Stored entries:
----------

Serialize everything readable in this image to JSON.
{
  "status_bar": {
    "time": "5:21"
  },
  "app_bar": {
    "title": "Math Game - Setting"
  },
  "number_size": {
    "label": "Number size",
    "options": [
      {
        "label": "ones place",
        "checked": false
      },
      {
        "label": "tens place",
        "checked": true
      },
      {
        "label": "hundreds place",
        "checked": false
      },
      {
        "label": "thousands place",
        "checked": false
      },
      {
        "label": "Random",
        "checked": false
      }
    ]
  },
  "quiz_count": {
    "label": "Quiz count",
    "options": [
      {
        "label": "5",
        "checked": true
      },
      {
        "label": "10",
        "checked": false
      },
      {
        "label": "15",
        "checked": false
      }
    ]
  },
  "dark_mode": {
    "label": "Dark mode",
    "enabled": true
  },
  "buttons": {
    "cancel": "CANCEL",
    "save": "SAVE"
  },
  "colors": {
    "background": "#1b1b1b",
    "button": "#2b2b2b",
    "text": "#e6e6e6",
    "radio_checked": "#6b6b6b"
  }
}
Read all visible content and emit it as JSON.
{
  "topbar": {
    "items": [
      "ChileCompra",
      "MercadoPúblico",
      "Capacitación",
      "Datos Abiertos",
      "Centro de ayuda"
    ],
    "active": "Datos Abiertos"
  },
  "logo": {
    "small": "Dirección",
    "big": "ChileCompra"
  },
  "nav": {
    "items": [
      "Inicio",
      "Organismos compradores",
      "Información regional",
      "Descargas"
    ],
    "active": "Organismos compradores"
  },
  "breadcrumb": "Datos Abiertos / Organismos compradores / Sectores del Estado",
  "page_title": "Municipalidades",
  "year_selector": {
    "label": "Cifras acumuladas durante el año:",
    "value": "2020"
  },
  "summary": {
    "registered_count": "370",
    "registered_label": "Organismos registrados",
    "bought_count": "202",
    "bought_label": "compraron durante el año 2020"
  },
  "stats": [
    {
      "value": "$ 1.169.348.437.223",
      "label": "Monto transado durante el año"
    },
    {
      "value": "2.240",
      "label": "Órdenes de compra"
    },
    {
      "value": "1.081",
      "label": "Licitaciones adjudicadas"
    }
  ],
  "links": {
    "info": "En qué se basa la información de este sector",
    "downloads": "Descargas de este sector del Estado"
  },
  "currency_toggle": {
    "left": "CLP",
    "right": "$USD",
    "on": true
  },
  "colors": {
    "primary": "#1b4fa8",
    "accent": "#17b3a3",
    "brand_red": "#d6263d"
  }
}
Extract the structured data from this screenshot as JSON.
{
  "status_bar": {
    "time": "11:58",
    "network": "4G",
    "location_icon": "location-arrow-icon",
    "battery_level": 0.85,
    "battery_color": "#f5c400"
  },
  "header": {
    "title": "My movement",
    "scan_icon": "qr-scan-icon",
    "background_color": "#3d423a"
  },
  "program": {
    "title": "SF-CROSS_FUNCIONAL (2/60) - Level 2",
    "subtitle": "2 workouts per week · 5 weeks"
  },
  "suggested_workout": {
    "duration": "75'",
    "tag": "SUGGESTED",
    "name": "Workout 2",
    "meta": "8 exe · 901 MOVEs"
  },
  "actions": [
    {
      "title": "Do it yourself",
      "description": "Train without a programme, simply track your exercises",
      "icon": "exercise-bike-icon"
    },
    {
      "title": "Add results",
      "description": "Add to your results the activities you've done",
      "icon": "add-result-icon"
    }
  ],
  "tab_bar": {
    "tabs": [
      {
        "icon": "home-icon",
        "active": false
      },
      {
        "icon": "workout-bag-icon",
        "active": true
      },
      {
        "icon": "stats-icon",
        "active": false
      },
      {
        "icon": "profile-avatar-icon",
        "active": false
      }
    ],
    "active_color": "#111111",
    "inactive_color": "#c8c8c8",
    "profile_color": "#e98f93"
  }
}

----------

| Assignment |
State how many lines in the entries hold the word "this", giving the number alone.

| Response to the exercise |
2